Charles A. Cannon

Students at Wingate take classes at the Charles A. Cannon College of Arts & Sciences and play sports or cheer on the Bulldogs at the Charles A. Cannon Athletic Complex. Many have spent at least a semester living in the dorm named for his wife, Ruth Coltrane Cannon. And everyone passes under the shadow of Mr. Cannon’s statue near the heart of campus.

Even so, few may understand the driving force behind the industrialist and philanthropist, whose gifts to Wingate University over the past 64 years have totaled some $34 million. A documentary film, “Charles A. Cannon: A Mind for Business, A Heart for People,” could rectify that.

The hourlong movie will be shown at 6 p.m. on Thursday, Nov. 30, at the Batte Center’s McGee Theatre as a Lyceum event. Already, hundreds of area residents attended its premiere at the Gem Theatre in downtown Kannapolis.

Meeting the man behind the industrial powerhouse that became Cannon Mills and finding out what motivated him is central to the film, according to Bill Cannon and Robin Hayes, Cannon’s grandsons.

“Our grandfather’s story is rooted in a commitment to a vision of success for a small southern town,” said Bill Cannon via a press release about the movie. “That vision, along with his business acumen, forward-thinking approach to industrialism and true concern for his employees, left an indelible mark on the world of manufacturing, branding and distribution.”
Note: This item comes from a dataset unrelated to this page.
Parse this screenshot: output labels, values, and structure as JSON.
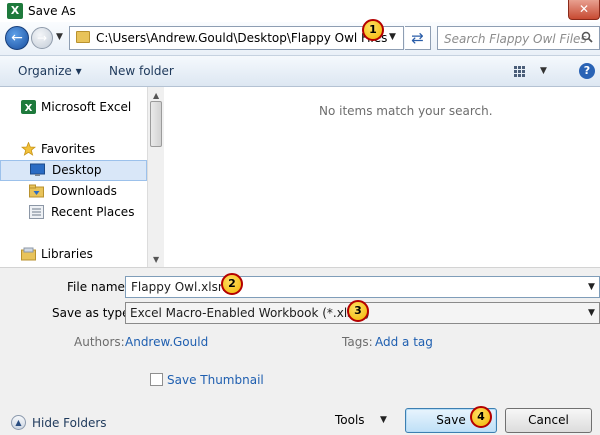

Charles A. Cannon’s philanthropy continues to leave a mark on Wingate. His relationship with the University began in 1953, when then-president Budd Smith came to him for help with the junior college’s $16,000 debt.

Rather than write him a check for the full amount, Cannon gave Smith advice on how to turn the school’s finances around, donated $5,000 and advised him to come back in a year or two if he could demonstrate his ability to operate Wingate successfully. Two years later, Smith returned with compelling evidence that he had used the gift wisely, and Cannon issued a challenge.

A statue of Charles Cannon in front of a dorm.

Mr. Cannon’s statue is a fixture in the heart of the Wingate University campus.

Trustees were told that May that an anonymous donor would give $100,000 to the struggling college, but only if they could raise a like amount by year’s end.

According to Hubert Hester’s book “The Wingate College Story,” with only 16 days remaining in the year Smith made an impassioned plea to trustees telling them that only $39,000 had been collected and that unless they could meet the challenge the school could not continue to operate.

Newly inspired trustees pulled together another $26,000 that day, and by year-end, they had raised $139,000. Cannon not only honored the $100,000 match but kicked in another $75,000 to top off the successful campaign.

Hester characterized the donation as an example of Cannon’s reputation for helping those who helped themselves.

Smith would later write of Cannon, “Wingate College is indeed grateful to have had a friend such as Mr. Cannon because he gave new life to a good institution that then was unable to continue to serve effectively.”

“The hundreds of young people who enjoy the opportunities of Wingate College through the years can know well as they sit in the classrooms that here was a man who was a dedicated American businessman believing in everything that was good and also willing to participate in making it better,” Smith wrote.

Over the years, Wingate has received numerous gifts from the Cannon Foundation, the Charles A. Cannon Charitable Trusts Nos. 1 and 2, and the Mariam and Robert Hayes Charitable Trust. Mariam Cannon Hayes, for whom Wingate’s Hayes building was named, was Charles and Ruth Cannon’s daughter. The University is also the caretaker of the Charles A. Cannon Collection of personal papers.

For more details about the Charles A. Cannon documentary or to view it online, see the movie website.

Oct. 19, 2017